TASK PROMPT –
One number is all that is asked for: the number of lines below that hold the string "subtitle".

[DATA UNDER STUDY — start]

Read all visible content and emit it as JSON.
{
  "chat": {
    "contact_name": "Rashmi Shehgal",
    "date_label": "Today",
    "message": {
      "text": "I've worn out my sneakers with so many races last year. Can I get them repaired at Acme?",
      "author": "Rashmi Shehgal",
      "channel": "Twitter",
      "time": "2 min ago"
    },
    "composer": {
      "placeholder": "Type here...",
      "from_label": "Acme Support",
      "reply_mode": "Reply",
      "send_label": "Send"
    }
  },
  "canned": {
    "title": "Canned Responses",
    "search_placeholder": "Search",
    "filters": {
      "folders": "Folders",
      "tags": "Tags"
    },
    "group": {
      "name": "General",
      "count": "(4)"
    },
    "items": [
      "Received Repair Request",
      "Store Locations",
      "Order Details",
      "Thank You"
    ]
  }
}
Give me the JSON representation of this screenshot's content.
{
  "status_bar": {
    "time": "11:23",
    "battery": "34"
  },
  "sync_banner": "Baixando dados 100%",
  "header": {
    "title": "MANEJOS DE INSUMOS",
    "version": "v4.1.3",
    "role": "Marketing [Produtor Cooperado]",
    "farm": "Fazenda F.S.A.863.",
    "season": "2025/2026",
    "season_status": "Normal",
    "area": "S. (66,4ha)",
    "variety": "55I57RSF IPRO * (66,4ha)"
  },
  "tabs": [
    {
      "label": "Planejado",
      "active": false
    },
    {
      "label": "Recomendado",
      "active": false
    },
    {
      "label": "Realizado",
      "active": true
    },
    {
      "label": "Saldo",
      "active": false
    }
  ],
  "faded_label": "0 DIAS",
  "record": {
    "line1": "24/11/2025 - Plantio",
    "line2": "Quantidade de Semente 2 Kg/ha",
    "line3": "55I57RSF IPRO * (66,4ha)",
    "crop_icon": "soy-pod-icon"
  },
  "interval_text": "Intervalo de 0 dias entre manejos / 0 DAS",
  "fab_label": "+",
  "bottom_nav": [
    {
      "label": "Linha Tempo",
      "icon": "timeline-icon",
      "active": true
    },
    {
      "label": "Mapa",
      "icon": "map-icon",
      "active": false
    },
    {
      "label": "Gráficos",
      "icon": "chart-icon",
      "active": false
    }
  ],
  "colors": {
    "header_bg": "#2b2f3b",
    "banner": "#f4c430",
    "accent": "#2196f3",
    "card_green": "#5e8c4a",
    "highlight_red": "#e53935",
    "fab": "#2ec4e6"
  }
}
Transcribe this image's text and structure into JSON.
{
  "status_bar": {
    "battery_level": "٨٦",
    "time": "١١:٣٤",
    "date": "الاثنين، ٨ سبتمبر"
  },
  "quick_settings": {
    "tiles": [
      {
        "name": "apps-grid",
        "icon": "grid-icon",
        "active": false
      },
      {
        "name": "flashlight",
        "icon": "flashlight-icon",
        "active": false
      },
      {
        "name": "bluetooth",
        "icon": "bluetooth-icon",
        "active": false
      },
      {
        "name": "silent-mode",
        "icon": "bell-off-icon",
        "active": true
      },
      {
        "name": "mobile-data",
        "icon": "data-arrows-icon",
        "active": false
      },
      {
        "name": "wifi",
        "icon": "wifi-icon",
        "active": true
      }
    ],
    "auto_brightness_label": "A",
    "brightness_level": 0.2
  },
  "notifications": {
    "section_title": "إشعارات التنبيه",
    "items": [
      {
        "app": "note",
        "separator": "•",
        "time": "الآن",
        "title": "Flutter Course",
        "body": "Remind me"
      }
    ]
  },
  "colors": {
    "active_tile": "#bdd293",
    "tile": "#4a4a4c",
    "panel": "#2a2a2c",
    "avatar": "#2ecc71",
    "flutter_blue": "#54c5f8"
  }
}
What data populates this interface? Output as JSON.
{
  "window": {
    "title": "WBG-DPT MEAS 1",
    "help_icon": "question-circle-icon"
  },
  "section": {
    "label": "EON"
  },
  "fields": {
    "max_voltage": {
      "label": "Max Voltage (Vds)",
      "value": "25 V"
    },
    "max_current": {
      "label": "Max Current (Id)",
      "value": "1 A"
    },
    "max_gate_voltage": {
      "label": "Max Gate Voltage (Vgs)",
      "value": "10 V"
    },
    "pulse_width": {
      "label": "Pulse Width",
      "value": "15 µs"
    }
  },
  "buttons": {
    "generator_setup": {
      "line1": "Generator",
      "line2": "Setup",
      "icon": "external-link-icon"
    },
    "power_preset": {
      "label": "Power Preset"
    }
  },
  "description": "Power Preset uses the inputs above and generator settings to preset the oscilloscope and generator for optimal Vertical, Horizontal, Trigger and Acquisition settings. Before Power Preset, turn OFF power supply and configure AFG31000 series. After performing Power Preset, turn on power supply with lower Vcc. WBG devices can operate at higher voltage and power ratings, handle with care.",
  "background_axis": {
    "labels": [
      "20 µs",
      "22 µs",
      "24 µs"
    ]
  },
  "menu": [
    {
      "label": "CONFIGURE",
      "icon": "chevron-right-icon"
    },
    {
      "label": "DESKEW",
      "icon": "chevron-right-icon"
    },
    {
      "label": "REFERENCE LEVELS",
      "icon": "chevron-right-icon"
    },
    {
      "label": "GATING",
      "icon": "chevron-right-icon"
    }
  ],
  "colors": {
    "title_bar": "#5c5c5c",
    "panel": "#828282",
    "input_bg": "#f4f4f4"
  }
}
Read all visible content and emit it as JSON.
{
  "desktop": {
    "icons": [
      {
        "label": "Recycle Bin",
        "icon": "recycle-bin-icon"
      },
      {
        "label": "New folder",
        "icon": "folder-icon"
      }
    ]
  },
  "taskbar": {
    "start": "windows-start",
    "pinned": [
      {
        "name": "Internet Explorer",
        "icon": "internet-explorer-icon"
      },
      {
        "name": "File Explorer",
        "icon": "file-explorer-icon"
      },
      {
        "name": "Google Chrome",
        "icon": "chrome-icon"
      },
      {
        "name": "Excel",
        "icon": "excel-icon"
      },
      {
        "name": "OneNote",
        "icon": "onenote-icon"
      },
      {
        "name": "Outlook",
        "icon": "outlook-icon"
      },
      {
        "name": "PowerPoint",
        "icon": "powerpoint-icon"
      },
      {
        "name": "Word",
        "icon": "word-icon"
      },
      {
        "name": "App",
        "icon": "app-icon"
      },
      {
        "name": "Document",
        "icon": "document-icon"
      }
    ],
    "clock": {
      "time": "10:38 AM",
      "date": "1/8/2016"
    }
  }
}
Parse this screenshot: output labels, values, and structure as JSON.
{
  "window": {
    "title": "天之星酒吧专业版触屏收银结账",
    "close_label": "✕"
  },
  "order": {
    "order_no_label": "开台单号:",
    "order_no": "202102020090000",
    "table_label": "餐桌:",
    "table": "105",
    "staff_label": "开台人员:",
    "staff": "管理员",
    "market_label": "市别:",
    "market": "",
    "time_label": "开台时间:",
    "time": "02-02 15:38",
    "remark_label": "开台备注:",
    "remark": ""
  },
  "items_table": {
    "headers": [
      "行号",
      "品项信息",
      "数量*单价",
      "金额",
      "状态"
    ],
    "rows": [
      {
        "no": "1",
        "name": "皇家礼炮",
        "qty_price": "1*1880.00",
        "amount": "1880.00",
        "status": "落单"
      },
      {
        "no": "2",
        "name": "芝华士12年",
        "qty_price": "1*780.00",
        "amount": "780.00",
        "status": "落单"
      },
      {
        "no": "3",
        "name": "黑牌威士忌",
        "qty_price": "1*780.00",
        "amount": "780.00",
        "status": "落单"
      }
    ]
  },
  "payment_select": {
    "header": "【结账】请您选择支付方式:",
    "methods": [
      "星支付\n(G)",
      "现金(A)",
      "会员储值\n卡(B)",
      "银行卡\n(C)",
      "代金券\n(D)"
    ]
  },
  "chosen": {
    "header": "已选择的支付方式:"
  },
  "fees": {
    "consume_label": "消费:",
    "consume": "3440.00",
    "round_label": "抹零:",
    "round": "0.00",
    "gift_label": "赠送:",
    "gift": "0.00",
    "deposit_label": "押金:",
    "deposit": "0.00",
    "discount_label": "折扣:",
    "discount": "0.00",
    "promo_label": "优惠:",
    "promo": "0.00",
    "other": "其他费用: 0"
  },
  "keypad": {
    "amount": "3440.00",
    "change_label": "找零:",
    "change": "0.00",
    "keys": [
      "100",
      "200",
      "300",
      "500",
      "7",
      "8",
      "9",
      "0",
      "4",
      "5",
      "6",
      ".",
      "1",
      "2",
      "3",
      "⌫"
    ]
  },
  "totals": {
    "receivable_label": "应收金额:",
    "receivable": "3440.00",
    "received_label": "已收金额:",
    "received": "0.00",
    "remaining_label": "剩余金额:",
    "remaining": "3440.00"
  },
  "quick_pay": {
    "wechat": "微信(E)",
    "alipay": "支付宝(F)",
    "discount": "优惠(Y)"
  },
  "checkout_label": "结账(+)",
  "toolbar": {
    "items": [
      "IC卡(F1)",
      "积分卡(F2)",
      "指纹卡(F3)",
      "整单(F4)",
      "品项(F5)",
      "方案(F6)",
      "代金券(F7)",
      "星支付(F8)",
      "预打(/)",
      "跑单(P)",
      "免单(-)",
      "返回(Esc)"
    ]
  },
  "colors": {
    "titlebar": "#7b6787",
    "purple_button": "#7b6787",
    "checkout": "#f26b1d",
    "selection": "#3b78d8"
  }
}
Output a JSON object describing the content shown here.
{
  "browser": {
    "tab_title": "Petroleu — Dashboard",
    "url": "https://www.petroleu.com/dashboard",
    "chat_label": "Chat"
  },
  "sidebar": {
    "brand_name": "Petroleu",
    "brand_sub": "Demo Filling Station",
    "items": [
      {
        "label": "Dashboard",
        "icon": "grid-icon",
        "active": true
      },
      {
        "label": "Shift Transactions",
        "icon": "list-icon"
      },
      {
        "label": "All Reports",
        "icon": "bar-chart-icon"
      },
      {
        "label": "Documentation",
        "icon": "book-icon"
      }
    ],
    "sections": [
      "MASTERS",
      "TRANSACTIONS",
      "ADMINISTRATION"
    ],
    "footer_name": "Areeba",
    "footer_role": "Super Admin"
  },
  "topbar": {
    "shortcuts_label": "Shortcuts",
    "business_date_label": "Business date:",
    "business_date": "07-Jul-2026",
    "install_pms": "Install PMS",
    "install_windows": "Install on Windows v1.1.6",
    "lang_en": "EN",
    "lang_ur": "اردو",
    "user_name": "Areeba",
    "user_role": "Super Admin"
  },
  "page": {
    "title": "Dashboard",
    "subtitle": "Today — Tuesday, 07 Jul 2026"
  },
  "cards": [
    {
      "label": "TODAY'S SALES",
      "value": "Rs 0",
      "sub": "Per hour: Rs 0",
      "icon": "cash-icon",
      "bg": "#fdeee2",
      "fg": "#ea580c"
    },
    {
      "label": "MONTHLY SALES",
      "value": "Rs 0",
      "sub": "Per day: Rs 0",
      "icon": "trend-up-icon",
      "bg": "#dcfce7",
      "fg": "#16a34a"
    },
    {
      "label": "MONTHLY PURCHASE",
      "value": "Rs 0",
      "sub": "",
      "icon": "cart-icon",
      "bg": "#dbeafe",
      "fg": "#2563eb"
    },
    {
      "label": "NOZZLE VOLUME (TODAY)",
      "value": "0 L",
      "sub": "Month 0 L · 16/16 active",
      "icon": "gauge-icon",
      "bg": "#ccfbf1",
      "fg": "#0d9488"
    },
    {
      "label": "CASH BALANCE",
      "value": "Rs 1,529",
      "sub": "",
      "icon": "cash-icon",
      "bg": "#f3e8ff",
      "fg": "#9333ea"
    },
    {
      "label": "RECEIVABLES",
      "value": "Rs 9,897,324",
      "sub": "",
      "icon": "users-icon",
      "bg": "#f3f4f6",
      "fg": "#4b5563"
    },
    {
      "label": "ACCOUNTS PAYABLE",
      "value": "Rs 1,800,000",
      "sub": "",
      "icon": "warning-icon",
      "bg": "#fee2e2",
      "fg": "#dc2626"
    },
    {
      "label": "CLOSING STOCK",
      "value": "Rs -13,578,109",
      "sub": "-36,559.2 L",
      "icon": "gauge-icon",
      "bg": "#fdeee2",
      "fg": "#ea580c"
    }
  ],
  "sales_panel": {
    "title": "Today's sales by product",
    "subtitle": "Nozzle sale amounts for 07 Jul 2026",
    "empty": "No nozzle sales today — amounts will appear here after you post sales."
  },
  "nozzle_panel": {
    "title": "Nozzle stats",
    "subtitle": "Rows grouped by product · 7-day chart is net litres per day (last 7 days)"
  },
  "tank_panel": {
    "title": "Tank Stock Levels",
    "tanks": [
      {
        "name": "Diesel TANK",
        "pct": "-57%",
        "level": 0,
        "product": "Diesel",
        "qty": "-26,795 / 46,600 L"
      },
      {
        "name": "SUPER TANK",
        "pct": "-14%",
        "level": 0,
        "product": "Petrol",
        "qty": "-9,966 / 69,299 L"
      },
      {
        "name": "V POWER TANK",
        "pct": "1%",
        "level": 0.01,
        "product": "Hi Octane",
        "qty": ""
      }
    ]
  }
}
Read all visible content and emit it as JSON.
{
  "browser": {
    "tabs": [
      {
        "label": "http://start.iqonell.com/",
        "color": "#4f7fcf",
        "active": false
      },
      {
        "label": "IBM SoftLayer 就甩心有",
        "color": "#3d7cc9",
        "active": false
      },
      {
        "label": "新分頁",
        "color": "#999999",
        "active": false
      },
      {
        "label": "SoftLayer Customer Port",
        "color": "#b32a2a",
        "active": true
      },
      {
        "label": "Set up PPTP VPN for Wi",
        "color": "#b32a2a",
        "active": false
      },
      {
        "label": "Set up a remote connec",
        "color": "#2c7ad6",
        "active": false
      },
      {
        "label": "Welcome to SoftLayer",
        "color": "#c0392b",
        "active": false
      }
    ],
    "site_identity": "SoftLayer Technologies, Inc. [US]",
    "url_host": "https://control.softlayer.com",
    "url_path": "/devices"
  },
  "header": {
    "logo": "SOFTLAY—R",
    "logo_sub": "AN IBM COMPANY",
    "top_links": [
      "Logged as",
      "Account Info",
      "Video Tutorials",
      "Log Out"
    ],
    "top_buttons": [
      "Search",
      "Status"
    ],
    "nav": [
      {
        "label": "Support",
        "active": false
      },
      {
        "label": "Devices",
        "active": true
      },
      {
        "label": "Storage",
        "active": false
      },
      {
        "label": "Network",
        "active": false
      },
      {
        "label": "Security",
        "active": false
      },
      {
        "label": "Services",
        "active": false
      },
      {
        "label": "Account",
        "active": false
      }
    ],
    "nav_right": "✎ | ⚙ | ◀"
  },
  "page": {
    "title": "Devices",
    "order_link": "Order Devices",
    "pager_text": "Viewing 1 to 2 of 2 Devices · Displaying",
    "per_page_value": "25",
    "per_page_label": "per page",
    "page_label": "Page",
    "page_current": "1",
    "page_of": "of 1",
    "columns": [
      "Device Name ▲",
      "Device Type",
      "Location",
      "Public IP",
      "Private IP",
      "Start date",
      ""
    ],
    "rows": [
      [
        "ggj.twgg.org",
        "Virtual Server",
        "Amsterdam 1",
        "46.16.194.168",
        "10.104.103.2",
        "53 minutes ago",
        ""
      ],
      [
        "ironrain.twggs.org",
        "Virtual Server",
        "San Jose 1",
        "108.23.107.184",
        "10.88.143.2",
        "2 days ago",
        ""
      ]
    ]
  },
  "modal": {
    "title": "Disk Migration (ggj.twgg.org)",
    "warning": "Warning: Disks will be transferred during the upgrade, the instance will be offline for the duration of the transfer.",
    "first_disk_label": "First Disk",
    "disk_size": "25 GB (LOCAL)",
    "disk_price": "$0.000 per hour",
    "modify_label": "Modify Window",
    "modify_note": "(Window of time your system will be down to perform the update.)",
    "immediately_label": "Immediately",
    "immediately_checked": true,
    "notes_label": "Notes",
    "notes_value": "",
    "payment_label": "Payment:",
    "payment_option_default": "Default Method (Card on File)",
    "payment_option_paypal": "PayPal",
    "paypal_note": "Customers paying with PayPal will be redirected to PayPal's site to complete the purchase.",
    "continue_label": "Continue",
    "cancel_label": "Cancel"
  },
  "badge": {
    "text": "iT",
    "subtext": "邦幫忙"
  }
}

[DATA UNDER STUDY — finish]

OUTPUT OF THE EXERCISE –
3